While their fresh and tasty food is to be applauded, the real star of Common Ground Cafe is the decor. Lovingly handcrafted and installed by the brethren, every nook and cranny transports you to Narnia nirvana. That they’ve also bothered to create tables for one with the same level of TLC and whimsy is indeed singular in every sense.
The cafe is somewhat of a tourist clusterfuck but because the staff display a gentle quietude that suggests they are tilling the field rather than fielding the till, Common Ground still feels like an oasis in a desert of rampant consumerism.
The fact is they’re raking in the dough, but I’m good with that for three reasons; the food is fresh and organic, they keep their religious predilections to themselves and most importantly, they serve up my coffee with authenticity rather than the contrived individualism of a fashion fractal spat out by Wallpaper or Nylon magazine.
Common Ground puts the uncommon into common and that is to be celebrated … and the burgers are better too.
I have Gough Whitlam to thank for being one of the first tourists into China once it opened up in the 70s. Somehow my mother and I ended up on a two week tour around the mainland when its notions of travel comfort were rudimentary to say the least. It was an extraordinary experience and worth writing about in earnest at another time.
For all the misguided and ham-fisted attempts to meet the needs of some of their very first Western guests, their commemorative gifts presented to us each time we departed a friendship store, hotel or school were on par with the exquisitely tasteful and beautifully packaged offerings the Japanese also bestow on you.
Our tour group had been warned in advance that this would happen frequently and we were encouraged to bring our own trinkets to offer in kind; pins bearing our linked flags, for example. Nothing over the top, but something of a keepsake for those who’d accompany us on our adventures over the fortnight.

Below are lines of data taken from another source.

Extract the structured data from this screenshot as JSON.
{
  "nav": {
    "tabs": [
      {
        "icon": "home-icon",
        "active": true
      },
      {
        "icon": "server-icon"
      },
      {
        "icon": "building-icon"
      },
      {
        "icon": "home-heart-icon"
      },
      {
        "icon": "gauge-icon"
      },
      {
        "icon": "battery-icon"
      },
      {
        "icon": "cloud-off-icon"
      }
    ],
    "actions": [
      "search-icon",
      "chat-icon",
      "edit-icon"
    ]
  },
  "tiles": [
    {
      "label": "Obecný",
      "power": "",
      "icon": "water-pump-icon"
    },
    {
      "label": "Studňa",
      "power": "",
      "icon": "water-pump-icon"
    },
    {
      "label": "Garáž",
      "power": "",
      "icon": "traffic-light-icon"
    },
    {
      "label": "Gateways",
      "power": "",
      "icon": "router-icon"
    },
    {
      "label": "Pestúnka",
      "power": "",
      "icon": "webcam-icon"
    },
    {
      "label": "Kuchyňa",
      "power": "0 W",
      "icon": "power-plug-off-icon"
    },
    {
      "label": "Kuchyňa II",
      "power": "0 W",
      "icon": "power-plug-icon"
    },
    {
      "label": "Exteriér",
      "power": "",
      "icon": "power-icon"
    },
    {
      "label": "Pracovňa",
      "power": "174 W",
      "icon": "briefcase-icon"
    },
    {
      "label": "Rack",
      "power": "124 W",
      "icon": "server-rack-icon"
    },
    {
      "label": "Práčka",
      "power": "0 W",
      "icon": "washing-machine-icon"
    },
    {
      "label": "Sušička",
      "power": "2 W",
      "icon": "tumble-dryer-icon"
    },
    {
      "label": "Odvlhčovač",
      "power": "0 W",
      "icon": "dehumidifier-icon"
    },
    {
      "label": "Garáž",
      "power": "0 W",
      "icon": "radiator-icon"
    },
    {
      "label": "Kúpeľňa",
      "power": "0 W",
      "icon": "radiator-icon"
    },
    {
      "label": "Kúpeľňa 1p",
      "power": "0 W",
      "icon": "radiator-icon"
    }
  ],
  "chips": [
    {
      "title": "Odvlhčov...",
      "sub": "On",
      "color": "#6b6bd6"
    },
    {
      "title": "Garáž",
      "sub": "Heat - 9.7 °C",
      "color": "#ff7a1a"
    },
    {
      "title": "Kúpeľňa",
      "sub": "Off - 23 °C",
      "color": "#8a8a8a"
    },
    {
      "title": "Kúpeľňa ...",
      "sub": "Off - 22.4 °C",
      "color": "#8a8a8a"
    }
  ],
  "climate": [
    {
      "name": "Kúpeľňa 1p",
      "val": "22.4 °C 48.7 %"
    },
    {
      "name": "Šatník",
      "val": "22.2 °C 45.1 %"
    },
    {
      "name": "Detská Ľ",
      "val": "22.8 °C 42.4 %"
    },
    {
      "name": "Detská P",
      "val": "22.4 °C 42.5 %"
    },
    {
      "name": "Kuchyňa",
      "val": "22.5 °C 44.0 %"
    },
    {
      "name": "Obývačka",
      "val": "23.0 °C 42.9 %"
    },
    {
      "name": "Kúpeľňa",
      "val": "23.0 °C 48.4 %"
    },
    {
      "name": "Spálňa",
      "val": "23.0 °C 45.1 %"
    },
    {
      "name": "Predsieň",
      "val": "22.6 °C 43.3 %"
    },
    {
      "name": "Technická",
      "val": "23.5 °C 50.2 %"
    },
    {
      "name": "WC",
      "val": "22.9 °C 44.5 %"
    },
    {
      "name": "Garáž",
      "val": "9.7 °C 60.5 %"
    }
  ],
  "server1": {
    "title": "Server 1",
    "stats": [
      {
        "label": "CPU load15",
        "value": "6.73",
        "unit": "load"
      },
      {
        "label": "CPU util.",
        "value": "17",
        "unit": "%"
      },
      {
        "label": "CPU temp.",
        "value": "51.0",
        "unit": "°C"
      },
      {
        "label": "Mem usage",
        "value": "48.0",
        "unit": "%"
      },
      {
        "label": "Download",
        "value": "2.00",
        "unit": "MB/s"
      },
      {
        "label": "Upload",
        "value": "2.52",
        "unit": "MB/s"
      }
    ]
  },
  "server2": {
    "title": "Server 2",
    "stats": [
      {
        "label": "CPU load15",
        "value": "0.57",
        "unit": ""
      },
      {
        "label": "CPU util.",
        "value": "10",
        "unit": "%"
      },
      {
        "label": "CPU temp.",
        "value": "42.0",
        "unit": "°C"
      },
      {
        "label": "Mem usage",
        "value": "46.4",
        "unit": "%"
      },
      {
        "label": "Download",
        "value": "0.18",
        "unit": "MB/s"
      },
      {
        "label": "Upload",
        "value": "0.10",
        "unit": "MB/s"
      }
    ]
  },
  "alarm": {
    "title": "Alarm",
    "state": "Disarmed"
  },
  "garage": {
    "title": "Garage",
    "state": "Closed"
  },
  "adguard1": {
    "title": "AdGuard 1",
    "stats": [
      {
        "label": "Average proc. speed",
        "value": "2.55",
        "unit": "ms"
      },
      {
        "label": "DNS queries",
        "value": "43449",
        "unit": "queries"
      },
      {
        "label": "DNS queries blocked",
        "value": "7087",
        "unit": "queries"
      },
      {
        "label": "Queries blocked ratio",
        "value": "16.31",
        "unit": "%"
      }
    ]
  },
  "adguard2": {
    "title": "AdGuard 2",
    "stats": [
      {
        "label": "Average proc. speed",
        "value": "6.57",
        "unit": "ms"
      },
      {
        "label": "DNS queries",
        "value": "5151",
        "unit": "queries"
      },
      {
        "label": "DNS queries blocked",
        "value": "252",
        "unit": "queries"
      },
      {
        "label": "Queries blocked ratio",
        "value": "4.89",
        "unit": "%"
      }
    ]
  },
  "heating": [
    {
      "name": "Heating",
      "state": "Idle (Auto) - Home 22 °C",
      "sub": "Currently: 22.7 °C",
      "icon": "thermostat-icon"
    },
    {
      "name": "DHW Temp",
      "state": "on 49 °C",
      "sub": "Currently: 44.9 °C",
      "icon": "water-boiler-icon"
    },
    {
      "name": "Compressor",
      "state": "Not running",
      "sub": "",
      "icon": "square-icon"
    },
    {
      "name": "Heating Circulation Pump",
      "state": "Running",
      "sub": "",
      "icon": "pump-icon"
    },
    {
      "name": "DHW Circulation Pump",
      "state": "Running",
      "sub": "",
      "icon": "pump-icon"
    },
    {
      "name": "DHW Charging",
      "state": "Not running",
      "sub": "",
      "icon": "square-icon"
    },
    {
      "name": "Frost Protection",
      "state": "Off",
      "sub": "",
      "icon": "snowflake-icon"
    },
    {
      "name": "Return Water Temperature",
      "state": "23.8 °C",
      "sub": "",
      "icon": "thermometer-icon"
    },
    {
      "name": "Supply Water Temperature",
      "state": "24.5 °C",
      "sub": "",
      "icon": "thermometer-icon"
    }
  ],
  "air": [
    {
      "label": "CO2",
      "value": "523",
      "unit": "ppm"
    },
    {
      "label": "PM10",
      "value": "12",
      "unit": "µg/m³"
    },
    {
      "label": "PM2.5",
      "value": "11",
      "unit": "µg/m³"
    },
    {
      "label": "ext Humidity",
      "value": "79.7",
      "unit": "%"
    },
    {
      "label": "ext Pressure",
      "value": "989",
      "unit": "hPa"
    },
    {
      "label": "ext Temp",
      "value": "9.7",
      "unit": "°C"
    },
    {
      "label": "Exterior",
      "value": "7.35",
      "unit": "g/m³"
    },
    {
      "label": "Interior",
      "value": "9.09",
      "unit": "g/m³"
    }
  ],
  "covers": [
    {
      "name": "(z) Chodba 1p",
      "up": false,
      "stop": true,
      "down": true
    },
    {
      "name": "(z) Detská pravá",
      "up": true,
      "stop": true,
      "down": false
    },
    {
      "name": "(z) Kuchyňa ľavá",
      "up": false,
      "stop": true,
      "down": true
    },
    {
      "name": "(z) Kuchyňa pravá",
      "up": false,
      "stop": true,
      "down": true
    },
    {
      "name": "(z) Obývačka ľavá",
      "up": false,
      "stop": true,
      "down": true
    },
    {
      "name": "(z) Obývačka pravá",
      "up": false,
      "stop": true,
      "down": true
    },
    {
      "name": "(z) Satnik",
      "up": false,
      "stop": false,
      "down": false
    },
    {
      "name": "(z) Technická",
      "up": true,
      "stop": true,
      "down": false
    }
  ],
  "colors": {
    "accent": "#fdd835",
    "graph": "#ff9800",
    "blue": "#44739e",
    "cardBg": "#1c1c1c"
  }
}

It was with some horror, then, that a number of our tour party had fathomed that the perfect gift in exchange would be a Mountain Devil.
For the uninitiated the Mountain Devil is a bushy shrub found in the Blue Mountains of New South Wales, and gets it name from the horned woody follicle that stems from it, having the appearance, at least in silhouette of a devil.
The locals latched onto the idea of taking the devil head and attaching pipe cleaners to it to create a body of spindly arms and legs. Then these newly fashioned Satanorexic Gumbys would be dressed up in a red cape with another pipe cleaner creating the trident of a pitchfork. These became quite the souvenir in Katoomba during the 60s and 70s.
Before long and not content with the mono-thematic demonic look, the outfits branched out (if you’ll excuse the pun) into kilts, Little Red Riding Hoods and ballerinas.
Kitsch doesn’t begin to describe the abomination that was the costumed Mountain Devil, but for some of us having grown up with them, they had a certain curious charm to them.
One ill-thought through problem stemming (apologies again!) from their organic matter and cobbled together construction was that, contrary to what should be an essential requirement of souvenir, ie. withstanding the rough and tumble of crammed suitcases, the poor delicate Mountain Devil didn’t travel well at all.
Unfortunately our tour group neglected to check on their stash before presenting them to the Chinese delegates. On opening their parcels they looked in, frozen stiff for what seemed like minutes, to find some half smashed bulbous twigs in some flattened bright pink netting.
The complete look of utter bewilderment on their faces almost stopped time itself.
Trying to explain through an interpreter that when they were intact, they were meant to be devils dressed as ballerinas, didn’t really seem to help much.
There is so much of that fortnight that will remain with me forever, but sadly the Mountain Devil fiasco is right up there with the Great Wall of China, Forbidden City and Peking duck.
Suffice to say it comes as no surprise to me that the Chinese refer to us as White Devils.